30.Authors, editors and publishers all have ethical obligations with regard to the publication of the results of research. Authors have a duty to make publicly available the results of their research on human subjects and are accountable for the completeness and accuracy of their reports. They should adhere to accepted guidelines for ethical reporting. Negative and inconclusive as well as positive results should be published or otherwise made publicly available. Sources of funding, institutional affiliations and conflicts of interest should be declared in the publication. Reports of research not in accordance with the principles of this Declaration should not be accepted for publication.

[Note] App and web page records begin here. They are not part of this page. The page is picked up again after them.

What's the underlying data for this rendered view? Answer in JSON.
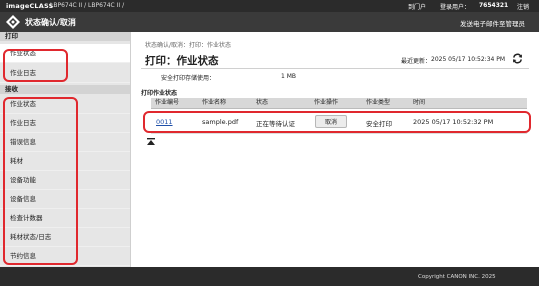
{
  "topbar": {
    "brand": "imageCLASS",
    "model": "LBP674C II / LBP674C II /",
    "portal": "到门户",
    "user_label": "登录用户：",
    "user_id": "7654321",
    "logout": "注销"
  },
  "titlebar": {
    "title": "状态确认/取消",
    "mail": "发送电子邮件至管理员"
  },
  "sidebar": {
    "print_header": "打印",
    "print_items": [
      {
        "label": "作业状态",
        "selected": true
      },
      {
        "label": "作业日志",
        "selected": false
      }
    ],
    "scan_header": "接收",
    "scan_items": [
      {
        "label": "作业状态"
      },
      {
        "label": "作业日志"
      },
      {
        "label": "错误信息"
      },
      {
        "label": "耗材"
      },
      {
        "label": "设备功能"
      },
      {
        "label": "设备信息"
      },
      {
        "label": "检查计数器"
      },
      {
        "label": "耗材状态/日志"
      },
      {
        "label": "节约信息"
      }
    ]
  },
  "main": {
    "breadcrumb": "状态确认/取消：打印：作业状态",
    "title": "打印：作业状态",
    "updated_label": "最近更新：",
    "updated_time": "2025 05/17 10:52:34 PM",
    "storage_label": "安全打印存储使用：",
    "storage_value": "1 MB",
    "section_label": "打印作业状态",
    "table": {
      "headers": [
        "作业编号",
        "作业名称",
        "状态",
        "作业操作",
        "作业类型",
        "时间"
      ],
      "rows": [
        {
          "job_no": "0011",
          "job_name": "sample.pdf",
          "status": "正在等待认证",
          "action": "取消",
          "type": "安全打印",
          "time": "2025 05/17 10:52:32 PM"
        }
      ]
    }
  },
  "footer": {
    "copyright": "Copyright CANON INC. 2025"
  },
  "colors": {
    "highlight": "#e0282e",
    "link": "#1f4fa8",
    "dark_bar": "#2b2b2b"
  }
}
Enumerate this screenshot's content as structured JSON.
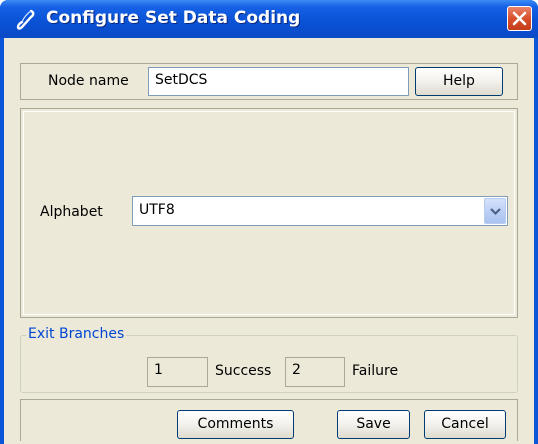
{
  "window": {
    "title": "Configure Set Data Coding",
    "title_icon": "pen-icon",
    "close_icon": "close-icon"
  },
  "node": {
    "label": "Node name",
    "value": "SetDCS",
    "help_label": "Help"
  },
  "alphabet": {
    "label": "Alphabet",
    "selected": "UTF8"
  },
  "exit_branches": {
    "title": "Exit Branches",
    "branches": [
      {
        "number": "1",
        "label": "Success"
      },
      {
        "number": "2",
        "label": "Failure"
      }
    ]
  },
  "buttons": {
    "comments": "Comments",
    "save": "Save",
    "cancel": "Cancel"
  },
  "colors": {
    "titlebar": "#0a52d6",
    "dialog_bg": "#ece9d8",
    "group_title": "#0046d5",
    "close_button": "#d9502c"
  }
}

Paragraph 19 is a significant change as it indicates that the World Medical Association believes that registration is mandatory in order to obtain ethics approval. This means that in some countries registration will become a legal requirement as the law compels researchers to obtain ethics approval, and in many countries ethics committees are required to comply with the Declaration of Helsinki.
Prospective Trials Registration in India is mandatory from June 15, 2009: Drug Controller General of India
Since November 2008, the DCGI has required all new drug approvals to register details of the trial in the Clinical Trials registry- India, but from June 15, 2009 has made this mandatory for all new drug applications before recruitment of the first participant. The letter to the Secretary, Department of Research and DG, ICMR from the DCGI can be downloaded here.
Publications from the Centre on Prospective Trials Registration
- Tharyan P. The WHO International Clinical Trials Registry Platform and the Indian Clinical Trials Register. National Medical Journal of India 2006; 19: 161-164.
- Tharyan P. Disclose or perish; time for a sequel to the ICMJE statement. The Lancet 2006 http://www.thelancet.com/journals/lancet/article/PIIS0140673606687096/ comments?action=view&totalComments=1#532)
- Tharyan P. Ghersi D. Registering clinical trials in India: a scientific and ethical imperative. National Medical Journal of India. 2008; 21:31-34.
- Tharyan P. Clinical Trial Registration in India: no longer a dream (Editorial). Tropical Gasteroenterology 2008;29:1-3.
- Grobler L, Siegfried N, Askie L, Hooft L, Tharyan P, Antes G. Are national and multinational prospective trial registers necessary? The Lancet 2008; 372 (9645) 4: 1201-1202.
- Tharyan P. Prospective Registration of Clinical Trials in India: Strategies, Achievements & Challenges. Journal of Evidence Based Medicine 2009; 1(2):19-28.